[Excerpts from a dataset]
=======

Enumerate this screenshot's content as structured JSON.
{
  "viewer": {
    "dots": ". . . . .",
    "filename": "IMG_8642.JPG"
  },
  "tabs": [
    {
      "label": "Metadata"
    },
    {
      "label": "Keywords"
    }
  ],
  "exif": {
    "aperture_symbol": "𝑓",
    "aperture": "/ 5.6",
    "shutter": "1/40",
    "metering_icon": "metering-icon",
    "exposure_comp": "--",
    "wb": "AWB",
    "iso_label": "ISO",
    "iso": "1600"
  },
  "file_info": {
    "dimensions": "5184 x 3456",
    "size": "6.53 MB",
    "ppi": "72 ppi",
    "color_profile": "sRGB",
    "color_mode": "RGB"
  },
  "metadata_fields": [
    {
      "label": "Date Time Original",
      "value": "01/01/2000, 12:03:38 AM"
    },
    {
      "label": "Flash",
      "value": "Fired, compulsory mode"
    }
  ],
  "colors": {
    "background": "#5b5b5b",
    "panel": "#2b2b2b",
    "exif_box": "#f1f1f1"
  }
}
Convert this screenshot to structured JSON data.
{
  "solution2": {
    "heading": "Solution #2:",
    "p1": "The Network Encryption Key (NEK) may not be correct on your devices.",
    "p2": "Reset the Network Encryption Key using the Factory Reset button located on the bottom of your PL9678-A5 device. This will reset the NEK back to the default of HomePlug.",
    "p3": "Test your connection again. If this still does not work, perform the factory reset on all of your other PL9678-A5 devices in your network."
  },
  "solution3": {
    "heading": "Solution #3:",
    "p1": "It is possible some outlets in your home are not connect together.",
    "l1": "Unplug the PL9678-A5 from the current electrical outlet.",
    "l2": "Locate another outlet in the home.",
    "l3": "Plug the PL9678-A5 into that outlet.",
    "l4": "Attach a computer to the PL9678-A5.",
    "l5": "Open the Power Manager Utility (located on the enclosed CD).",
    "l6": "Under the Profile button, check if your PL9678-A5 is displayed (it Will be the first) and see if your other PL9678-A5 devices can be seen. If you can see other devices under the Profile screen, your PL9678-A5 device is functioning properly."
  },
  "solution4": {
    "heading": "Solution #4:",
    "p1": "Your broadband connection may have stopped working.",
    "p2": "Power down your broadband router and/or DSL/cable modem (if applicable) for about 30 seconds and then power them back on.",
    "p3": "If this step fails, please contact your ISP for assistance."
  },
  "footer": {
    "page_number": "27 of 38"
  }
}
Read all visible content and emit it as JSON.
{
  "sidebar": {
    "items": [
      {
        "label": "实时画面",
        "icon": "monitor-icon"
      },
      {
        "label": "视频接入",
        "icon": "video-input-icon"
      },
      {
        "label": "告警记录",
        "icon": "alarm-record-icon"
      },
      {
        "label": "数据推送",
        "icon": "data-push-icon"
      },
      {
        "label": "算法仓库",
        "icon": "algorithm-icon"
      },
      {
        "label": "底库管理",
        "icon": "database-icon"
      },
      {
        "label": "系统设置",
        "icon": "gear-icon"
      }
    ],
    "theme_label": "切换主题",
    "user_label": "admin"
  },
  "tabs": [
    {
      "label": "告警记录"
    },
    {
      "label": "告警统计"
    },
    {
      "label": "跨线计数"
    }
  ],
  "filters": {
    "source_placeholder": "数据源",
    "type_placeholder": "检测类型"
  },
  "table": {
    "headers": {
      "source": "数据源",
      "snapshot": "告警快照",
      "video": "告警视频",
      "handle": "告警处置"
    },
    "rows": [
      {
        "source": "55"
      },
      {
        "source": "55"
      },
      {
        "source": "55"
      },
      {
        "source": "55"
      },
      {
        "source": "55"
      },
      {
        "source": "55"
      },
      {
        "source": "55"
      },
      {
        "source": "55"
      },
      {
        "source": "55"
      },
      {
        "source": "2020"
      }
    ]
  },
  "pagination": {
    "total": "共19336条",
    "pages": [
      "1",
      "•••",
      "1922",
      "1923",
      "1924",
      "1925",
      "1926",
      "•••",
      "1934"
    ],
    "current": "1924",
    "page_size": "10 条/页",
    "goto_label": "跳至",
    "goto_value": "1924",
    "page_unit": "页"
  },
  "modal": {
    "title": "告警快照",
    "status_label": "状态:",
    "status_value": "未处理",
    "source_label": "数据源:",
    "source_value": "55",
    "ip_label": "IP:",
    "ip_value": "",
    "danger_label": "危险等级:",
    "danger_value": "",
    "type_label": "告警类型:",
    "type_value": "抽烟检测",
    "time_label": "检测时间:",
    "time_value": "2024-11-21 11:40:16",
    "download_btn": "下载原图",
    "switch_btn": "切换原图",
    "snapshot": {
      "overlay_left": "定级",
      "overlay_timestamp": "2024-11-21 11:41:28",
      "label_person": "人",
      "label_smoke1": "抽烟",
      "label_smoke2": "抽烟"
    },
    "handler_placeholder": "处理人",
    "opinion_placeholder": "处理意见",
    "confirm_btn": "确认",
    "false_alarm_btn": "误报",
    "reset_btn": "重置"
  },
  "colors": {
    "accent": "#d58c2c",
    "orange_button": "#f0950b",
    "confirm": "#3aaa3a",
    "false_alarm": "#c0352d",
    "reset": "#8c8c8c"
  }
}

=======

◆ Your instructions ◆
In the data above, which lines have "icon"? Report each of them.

◆ Your response ◆
    "metering_icon": "metering-icon",
        "icon": "monitor-icon"
        "icon": "video-input-icon"
        "icon": "alarm-record-icon"
        "icon": "data-push-icon"
        "icon": "algorithm-icon"
        "icon": "database-icon"
        "icon": "gear-icon"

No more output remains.